----- Extracted data
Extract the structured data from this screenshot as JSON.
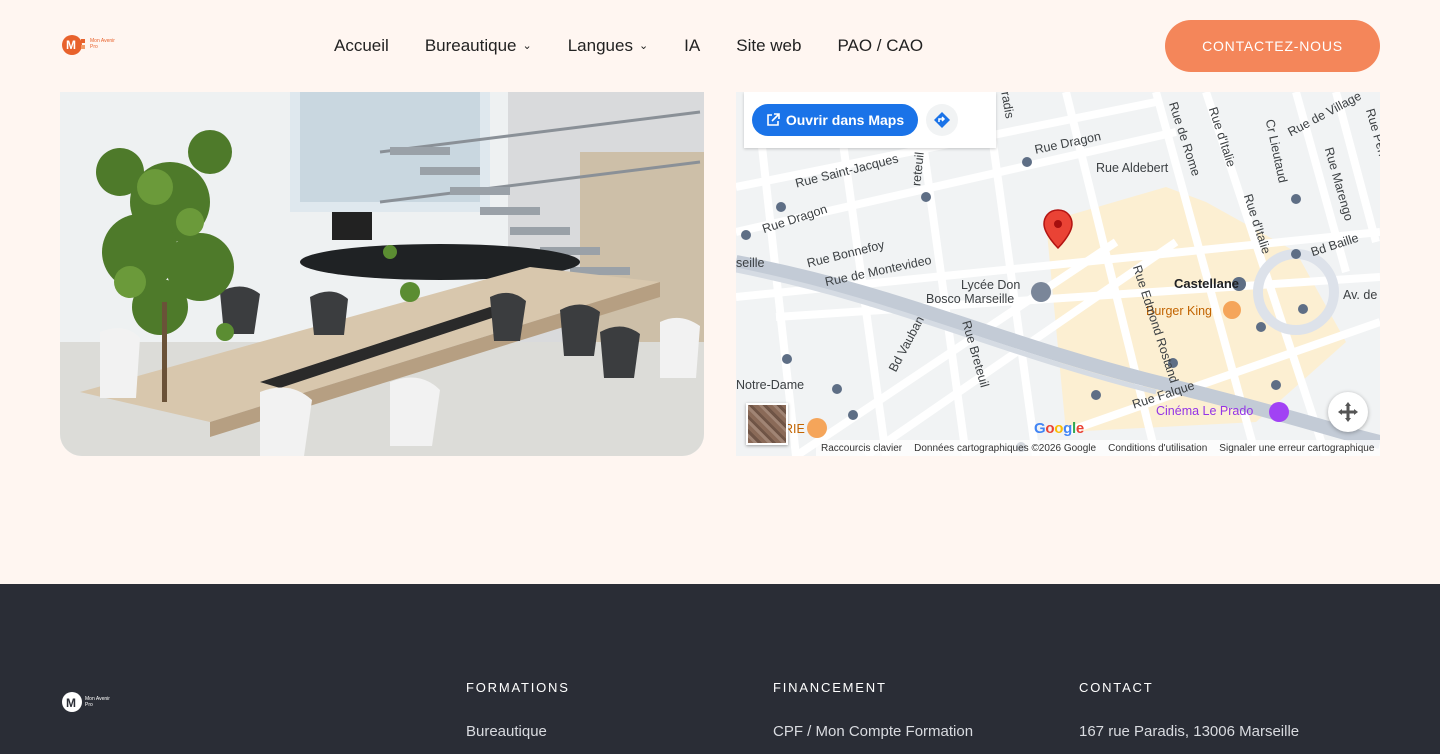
{
  "header": {
    "logo_text": "Mon Avenir Pro",
    "nav": [
      {
        "label": "Accueil",
        "dropdown": false
      },
      {
        "label": "Bureautique",
        "dropdown": true
      },
      {
        "label": "Langues",
        "dropdown": true
      },
      {
        "label": "IA",
        "dropdown": false
      },
      {
        "label": "Site web",
        "dropdown": false
      },
      {
        "label": "PAO / CAO",
        "dropdown": false
      }
    ],
    "cta_label": "CONTACTEZ-NOUS"
  },
  "map": {
    "open_button": "Ouvrir dans Maps",
    "labels": {
      "rue_dragon_1": "Rue Dragon",
      "rue_dragon_2": "Rue Dragon",
      "rue_aldebert": "Rue Aldebert",
      "rue_saint_jacques": "Rue Saint-Jacques",
      "rue_bonnefoy": "Rue Bonnefoy",
      "rue_montevideo": "Rue de Montevideo",
      "rue_de_rome": "Rue de Rome",
      "rue_ditalie_1": "Rue d'Italie",
      "rue_ditalie_2": "Rue d'Italie",
      "cr_lieutaud": "Cr Lieutaud",
      "rue_de_village": "Rue de Village",
      "rue_marengo": "Rue Marengo",
      "rue_perrin_solliers": "Rue Perrin Solliers",
      "bd_baille": "Bd Baille",
      "castellane": "Castellane",
      "burger_king": "Burger King",
      "lycee_don_1": "Lycée Don",
      "lycee_don_2": "Bosco Marseille",
      "rue_edmond_rostand": "Rue Edmond Rostand",
      "bd_vauban": "Bd Vauban",
      "rue_breteuil": "Rue Breteuil",
      "breteuil_top": "reteuil",
      "paradis_top": "radis",
      "seille": "seille",
      "notre_dame": "Notre-Dame",
      "rue_falque": "Rue Falque",
      "cinema": "Cinéma Le Prado",
      "av_de": "Av. de",
      "rie": "RIE"
    },
    "google": "Google",
    "attribution": [
      "Raccourcis clavier",
      "Données cartographiques ©2026 Google",
      "Conditions d'utilisation",
      "Signaler une erreur cartographique"
    ]
  },
  "footer": {
    "logo_text": "Mon Avenir Pro",
    "columns": [
      {
        "title": "FORMATIONS",
        "first_link": "Bureautique"
      },
      {
        "title": "FINANCEMENT",
        "first_link": "CPF / Mon Compte Formation"
      },
      {
        "title": "CONTACT",
        "first_link": "167 rue Paradis, 13006 Marseille"
      }
    ]
  },
  "colors": {
    "accent": "#f4865a",
    "brand": "#e8622c",
    "background": "#fff6f1",
    "footer": "#2a2d36",
    "maps_blue": "#1a73e8"
  }
}
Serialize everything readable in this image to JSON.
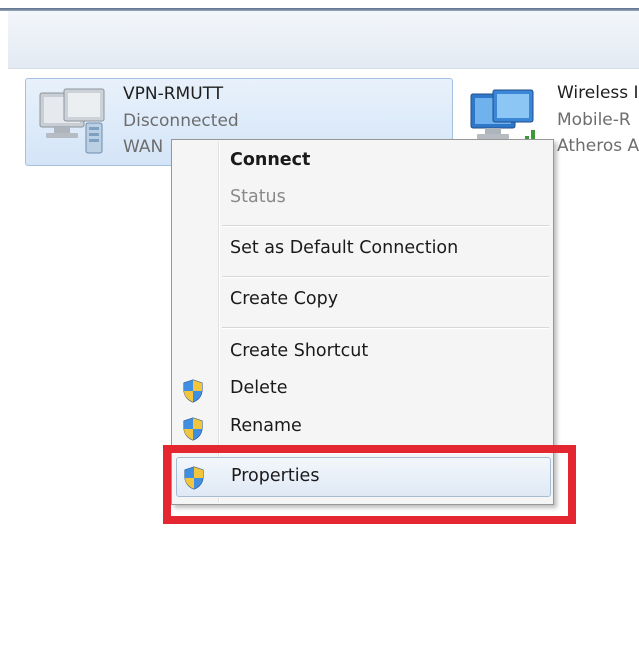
{
  "connections": [
    {
      "name": "VPN-RMUTT",
      "status": "Disconnected",
      "device": "WAN",
      "icon": "vpn-computer-icon",
      "selected": true
    },
    {
      "name": "Wireless I",
      "status": "Mobile-R",
      "device": "Atheros A",
      "icon": "wireless-network-icon",
      "selected": false
    }
  ],
  "context_menu": {
    "connect": "Connect",
    "status": "Status",
    "set_default": "Set as Default Connection",
    "create_copy": "Create Copy",
    "create_shortcut": "Create Shortcut",
    "delete": "Delete",
    "rename": "Rename",
    "properties": "Properties",
    "shield_icon": "uac-shield-icon"
  },
  "colors": {
    "highlight_box": "#e3262f",
    "selection_bg": "#d4e5f8",
    "menu_bg": "#f5f5f5"
  }
}
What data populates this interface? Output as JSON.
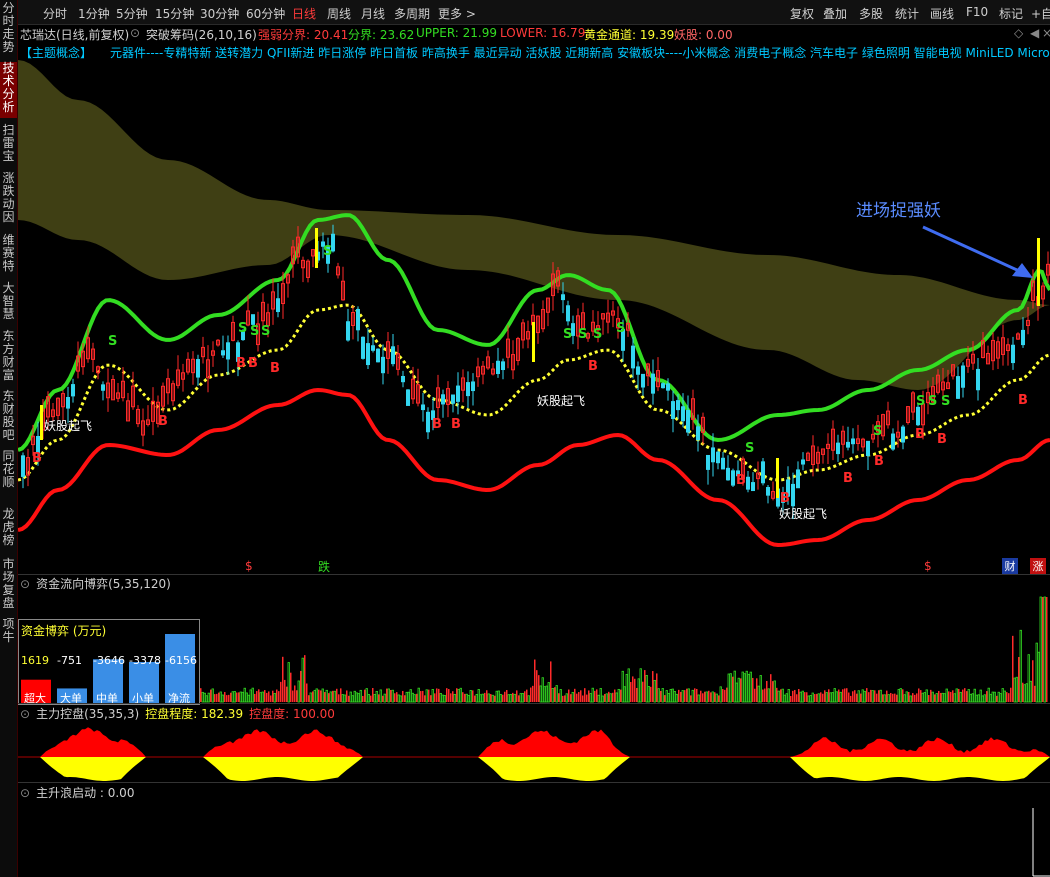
{
  "sidebar": {
    "items": [
      {
        "label": "分时走势",
        "active": false
      },
      {
        "label": "技术分析",
        "active": true
      },
      {
        "label": "扫雷宝",
        "active": false
      },
      {
        "label": "涨跌动因",
        "active": false
      },
      {
        "label": "维赛特",
        "active": false
      },
      {
        "label": "大智慧",
        "active": false
      },
      {
        "label": "东方财富",
        "active": false
      },
      {
        "label": "东财股吧",
        "active": false
      },
      {
        "label": "同花顺",
        "active": false
      },
      {
        "label": "龙虎榜",
        "active": false
      },
      {
        "label": "市场复盘",
        "active": false
      },
      {
        "label": "项牛",
        "active": false
      }
    ]
  },
  "toolbar": {
    "left": [
      "分时",
      "1分钟",
      "5分钟",
      "15分钟",
      "30分钟",
      "60分钟",
      "日线",
      "周线",
      "月线",
      "多周期",
      "更多 >"
    ],
    "active_index": 6,
    "right": [
      "复权",
      "叠加",
      "多股",
      "统计",
      "画线",
      "F10",
      "标记",
      "+自"
    ]
  },
  "info": {
    "stock": "芯瑞达(日线,前复权)",
    "indicator": "突破筹码(26,10,16)",
    "weak": "强弱分界: 20.41",
    "split": "分界: 23.62",
    "upper": "UPPER: 21.99",
    "lower": "LOWER: 16.79",
    "gold": "黄金通道: 19.39",
    "yao": "妖股: 0.00"
  },
  "concepts": {
    "header": "【主题概念】",
    "text": "元器件----专精特新 送转潜力 QFII新进 昨日涨停 昨日首板 昨高换手 最近异动 活妖股 近期新高 安徽板块----小米概念 消费电子概念 汽车电子 绿色照明 智能电视 MiniLED MicroLED"
  },
  "annotations": {
    "callout": "进场捉强妖",
    "yao_label": "妖股起飞",
    "buy": "B",
    "sell": "S",
    "bottom_flags": [
      "$",
      "跌",
      "$",
      "财",
      "涨"
    ]
  },
  "panel_flow": {
    "title": "资金流向博弈(5,35,120)",
    "box_title": "资金博弈 (万元)",
    "bars": [
      {
        "label": "超大",
        "value": 1619,
        "color": "#ff0000"
      },
      {
        "label": "大单",
        "value": -751,
        "color": "#3a8ee6"
      },
      {
        "label": "中单",
        "value": -3646,
        "color": "#3a8ee6"
      },
      {
        "label": "小单",
        "value": -3378,
        "color": "#3a8ee6"
      },
      {
        "label": "净流",
        "value": -6156,
        "color": "#3a8ee6"
      }
    ],
    "bar_texts": [
      "1619",
      "-751",
      "-3646",
      "-3378",
      "-6156"
    ]
  },
  "panel_control": {
    "title": "主力控盘(35,35,3)",
    "degree": "控盘程度: 182.39",
    "level": "控盘度: 100.00"
  },
  "panel_wave": {
    "title": "主升浪启动 : 0.00"
  },
  "colors": {
    "upper_band": "#33dd22",
    "mid_line": "#ffff33",
    "lower_band": "#ff1111",
    "cloud": "#4a4a18",
    "candle_up": "#ff2a2a",
    "candle_down": "#33d6f0",
    "active_tab": "#ff3b3b"
  }
}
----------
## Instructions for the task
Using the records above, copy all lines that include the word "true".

## Task result
        "dropdown": true
        "dropdown": true
      "selected": true
        "active": true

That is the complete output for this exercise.